This chapter presents the Python
if statement, which is the main statement used for selecting from alternative actions based on test results. Because this is our first in-depth look at compound statements—statements that embed other statements—we will also explore the general concepts behind the Python statement syntax model here in more detail than we did in the introduction in Chapter 10. And, because the
if statement introduces the notion of tests, this chapter will also deal with Boolean expressions, and fill in some details on truth tests in general.
In simple terms, the Python
if statement selects actions to perform. It's the primary selection tool in Python, and represents much of the logic a Python program possesses. It's also our first compound statement. Like all compound Python statements, the
if statement may contain other statements, including other
ifs. In fact, Python lets you combine statements in a program sequentially (so that they execute one after another), and in an arbitrarily nested fashion (so that they execute only under certain conditions).
if statement is typical of
if statements in most procedural languages. It takes the form of an
if test, followed by one or more optional
elif ("else if") tests, and a final optional
else block. The tests and the

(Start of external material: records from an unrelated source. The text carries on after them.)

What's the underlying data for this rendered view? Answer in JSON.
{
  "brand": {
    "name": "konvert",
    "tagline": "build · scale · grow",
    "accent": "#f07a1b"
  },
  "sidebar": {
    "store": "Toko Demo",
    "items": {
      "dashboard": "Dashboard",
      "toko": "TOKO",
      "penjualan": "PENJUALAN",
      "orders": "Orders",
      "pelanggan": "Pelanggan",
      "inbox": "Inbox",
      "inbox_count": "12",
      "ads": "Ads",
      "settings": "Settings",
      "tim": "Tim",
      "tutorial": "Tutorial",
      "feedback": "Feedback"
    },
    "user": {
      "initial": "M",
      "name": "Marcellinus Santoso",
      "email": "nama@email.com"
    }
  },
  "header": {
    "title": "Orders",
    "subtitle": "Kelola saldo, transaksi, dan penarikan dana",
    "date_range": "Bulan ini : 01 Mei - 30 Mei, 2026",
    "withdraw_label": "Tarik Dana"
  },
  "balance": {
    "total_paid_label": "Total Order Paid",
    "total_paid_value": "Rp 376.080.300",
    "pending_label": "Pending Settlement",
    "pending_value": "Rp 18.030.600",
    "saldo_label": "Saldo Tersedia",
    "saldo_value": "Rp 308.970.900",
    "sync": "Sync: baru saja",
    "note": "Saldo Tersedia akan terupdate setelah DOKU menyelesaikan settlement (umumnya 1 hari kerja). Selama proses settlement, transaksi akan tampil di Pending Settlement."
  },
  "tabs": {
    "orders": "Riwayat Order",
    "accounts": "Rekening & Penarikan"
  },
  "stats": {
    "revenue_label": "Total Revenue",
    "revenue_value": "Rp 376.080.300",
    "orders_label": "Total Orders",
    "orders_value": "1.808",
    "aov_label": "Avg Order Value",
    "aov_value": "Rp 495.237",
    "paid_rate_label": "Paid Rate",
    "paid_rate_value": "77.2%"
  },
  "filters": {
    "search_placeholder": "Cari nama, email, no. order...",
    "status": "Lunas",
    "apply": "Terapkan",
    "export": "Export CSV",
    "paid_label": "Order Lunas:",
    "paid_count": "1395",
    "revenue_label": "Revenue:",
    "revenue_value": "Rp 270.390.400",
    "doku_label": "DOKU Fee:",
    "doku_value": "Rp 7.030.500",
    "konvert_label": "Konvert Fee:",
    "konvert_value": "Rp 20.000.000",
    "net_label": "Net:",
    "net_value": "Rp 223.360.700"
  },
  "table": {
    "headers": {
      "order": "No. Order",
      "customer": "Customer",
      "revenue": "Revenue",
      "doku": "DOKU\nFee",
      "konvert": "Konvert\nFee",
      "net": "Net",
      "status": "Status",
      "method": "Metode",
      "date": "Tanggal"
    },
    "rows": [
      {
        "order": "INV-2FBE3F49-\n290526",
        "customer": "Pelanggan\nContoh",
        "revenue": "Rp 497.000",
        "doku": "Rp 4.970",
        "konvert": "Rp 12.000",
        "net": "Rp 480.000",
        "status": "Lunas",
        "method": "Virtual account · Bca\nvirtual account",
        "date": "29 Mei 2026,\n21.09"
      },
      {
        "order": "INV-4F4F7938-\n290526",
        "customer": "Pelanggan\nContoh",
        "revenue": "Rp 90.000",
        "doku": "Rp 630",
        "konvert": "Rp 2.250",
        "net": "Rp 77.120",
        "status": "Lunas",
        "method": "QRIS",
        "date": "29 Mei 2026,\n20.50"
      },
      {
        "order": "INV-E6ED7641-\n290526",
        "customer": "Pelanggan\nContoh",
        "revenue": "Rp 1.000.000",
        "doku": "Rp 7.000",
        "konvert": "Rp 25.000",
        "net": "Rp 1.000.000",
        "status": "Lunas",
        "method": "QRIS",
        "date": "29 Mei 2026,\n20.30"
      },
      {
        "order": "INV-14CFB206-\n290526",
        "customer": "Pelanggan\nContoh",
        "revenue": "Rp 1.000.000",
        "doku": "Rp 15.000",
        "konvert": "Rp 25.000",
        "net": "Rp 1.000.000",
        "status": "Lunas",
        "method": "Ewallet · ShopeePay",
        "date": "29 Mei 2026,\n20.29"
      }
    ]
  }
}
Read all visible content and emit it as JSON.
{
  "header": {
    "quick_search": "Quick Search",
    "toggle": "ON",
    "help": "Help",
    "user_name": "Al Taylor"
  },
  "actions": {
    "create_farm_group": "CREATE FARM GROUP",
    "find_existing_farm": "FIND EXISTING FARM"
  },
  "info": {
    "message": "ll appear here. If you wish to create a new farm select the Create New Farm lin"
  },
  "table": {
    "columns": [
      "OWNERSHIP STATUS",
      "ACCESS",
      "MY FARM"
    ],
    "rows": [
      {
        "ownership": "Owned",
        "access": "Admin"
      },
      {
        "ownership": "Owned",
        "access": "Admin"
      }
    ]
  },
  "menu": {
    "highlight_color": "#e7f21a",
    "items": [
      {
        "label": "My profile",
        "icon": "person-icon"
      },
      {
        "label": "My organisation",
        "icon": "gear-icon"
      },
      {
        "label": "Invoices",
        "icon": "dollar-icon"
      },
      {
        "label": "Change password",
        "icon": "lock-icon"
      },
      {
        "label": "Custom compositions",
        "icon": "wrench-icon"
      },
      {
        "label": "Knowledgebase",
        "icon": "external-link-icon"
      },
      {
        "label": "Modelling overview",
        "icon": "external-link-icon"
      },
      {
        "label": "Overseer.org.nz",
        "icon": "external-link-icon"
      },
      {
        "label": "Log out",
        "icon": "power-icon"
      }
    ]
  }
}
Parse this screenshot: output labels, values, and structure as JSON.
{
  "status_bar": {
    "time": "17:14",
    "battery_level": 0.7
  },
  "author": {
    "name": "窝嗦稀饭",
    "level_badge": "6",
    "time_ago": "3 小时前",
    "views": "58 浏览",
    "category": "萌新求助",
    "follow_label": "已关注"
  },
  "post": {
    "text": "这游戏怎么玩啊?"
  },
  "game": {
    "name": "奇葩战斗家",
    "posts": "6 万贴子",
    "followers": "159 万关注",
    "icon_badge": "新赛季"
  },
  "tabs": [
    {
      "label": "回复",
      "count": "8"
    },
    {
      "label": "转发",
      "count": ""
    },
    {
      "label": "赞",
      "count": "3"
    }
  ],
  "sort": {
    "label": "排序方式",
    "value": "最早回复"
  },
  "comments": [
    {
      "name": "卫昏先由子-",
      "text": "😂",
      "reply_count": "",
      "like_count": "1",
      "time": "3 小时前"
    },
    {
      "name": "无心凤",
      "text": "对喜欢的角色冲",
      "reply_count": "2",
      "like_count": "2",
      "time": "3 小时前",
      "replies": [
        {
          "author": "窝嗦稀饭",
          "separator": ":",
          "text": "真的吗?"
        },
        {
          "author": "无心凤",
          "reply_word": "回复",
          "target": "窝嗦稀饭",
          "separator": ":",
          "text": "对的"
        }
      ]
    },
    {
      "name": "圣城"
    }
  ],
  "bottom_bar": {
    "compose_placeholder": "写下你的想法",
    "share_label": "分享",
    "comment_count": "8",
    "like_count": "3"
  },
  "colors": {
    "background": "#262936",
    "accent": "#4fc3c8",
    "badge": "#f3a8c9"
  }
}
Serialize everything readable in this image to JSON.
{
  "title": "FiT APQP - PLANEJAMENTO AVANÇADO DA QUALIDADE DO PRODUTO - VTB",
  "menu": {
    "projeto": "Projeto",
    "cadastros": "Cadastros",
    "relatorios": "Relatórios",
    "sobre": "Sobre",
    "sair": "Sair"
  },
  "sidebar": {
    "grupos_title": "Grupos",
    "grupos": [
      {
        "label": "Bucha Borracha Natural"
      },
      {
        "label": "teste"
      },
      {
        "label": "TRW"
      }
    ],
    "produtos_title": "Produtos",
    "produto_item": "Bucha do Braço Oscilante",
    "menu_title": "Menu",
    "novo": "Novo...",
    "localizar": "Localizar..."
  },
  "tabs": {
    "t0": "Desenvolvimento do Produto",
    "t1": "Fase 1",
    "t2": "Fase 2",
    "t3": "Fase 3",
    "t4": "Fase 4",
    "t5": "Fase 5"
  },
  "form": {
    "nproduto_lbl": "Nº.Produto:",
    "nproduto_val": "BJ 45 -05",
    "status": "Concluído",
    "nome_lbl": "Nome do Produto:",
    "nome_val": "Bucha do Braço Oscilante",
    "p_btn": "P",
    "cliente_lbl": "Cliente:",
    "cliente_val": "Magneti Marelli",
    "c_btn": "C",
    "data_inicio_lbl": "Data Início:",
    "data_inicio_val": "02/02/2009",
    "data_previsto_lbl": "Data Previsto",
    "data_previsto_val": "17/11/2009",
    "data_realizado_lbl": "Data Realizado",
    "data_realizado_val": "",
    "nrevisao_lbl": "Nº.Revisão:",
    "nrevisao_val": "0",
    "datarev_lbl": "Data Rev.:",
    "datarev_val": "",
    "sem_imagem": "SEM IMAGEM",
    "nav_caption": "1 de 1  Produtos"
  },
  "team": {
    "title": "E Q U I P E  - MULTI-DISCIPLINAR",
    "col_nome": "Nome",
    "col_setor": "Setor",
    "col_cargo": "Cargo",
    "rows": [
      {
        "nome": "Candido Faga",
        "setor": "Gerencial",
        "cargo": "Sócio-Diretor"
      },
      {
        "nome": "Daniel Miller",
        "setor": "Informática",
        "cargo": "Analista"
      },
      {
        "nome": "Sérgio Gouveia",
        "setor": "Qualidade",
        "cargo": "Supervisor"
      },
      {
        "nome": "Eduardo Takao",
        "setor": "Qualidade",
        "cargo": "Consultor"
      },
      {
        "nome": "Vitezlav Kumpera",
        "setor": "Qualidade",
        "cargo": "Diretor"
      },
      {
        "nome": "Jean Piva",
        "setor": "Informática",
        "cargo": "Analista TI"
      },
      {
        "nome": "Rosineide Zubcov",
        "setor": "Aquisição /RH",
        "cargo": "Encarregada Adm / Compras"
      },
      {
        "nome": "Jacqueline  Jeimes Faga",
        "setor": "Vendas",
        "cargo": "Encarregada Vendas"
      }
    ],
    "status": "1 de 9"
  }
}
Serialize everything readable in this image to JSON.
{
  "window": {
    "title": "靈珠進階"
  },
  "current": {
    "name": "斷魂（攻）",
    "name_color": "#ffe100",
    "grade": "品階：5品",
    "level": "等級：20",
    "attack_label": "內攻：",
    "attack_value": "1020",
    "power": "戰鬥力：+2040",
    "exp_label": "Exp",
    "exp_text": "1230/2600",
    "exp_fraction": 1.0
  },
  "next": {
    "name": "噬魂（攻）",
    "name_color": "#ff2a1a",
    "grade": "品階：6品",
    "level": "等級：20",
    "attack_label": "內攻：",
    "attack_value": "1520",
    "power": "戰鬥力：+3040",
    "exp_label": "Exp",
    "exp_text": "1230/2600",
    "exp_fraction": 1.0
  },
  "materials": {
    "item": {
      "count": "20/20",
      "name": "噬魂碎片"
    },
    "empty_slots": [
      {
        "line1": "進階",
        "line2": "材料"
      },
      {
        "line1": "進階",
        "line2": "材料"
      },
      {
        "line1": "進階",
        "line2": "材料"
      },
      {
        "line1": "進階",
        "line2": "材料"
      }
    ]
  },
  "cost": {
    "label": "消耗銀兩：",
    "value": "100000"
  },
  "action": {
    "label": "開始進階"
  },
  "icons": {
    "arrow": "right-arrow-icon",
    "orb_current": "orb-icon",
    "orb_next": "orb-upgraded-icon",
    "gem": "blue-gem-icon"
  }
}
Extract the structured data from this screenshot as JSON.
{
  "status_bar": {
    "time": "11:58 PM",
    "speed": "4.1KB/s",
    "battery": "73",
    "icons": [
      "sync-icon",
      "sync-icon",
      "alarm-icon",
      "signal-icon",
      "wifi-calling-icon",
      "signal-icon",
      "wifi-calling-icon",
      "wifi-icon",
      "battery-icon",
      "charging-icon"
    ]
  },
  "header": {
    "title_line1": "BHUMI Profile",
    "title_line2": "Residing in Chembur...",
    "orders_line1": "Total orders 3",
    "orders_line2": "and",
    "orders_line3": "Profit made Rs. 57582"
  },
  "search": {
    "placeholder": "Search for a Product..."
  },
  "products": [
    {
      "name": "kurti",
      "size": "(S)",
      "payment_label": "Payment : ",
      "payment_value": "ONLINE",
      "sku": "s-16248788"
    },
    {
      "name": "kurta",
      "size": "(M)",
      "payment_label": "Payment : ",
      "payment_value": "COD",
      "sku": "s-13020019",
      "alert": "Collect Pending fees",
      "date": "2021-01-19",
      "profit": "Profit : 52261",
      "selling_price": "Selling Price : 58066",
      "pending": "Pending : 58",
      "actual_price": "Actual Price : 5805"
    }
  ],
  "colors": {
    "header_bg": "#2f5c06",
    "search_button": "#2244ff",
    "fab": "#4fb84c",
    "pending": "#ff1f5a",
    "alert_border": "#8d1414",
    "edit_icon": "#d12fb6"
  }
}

else part each have an associated block of nested statements, indented under a header line. When the
if statement runs, Python executes the block of code ...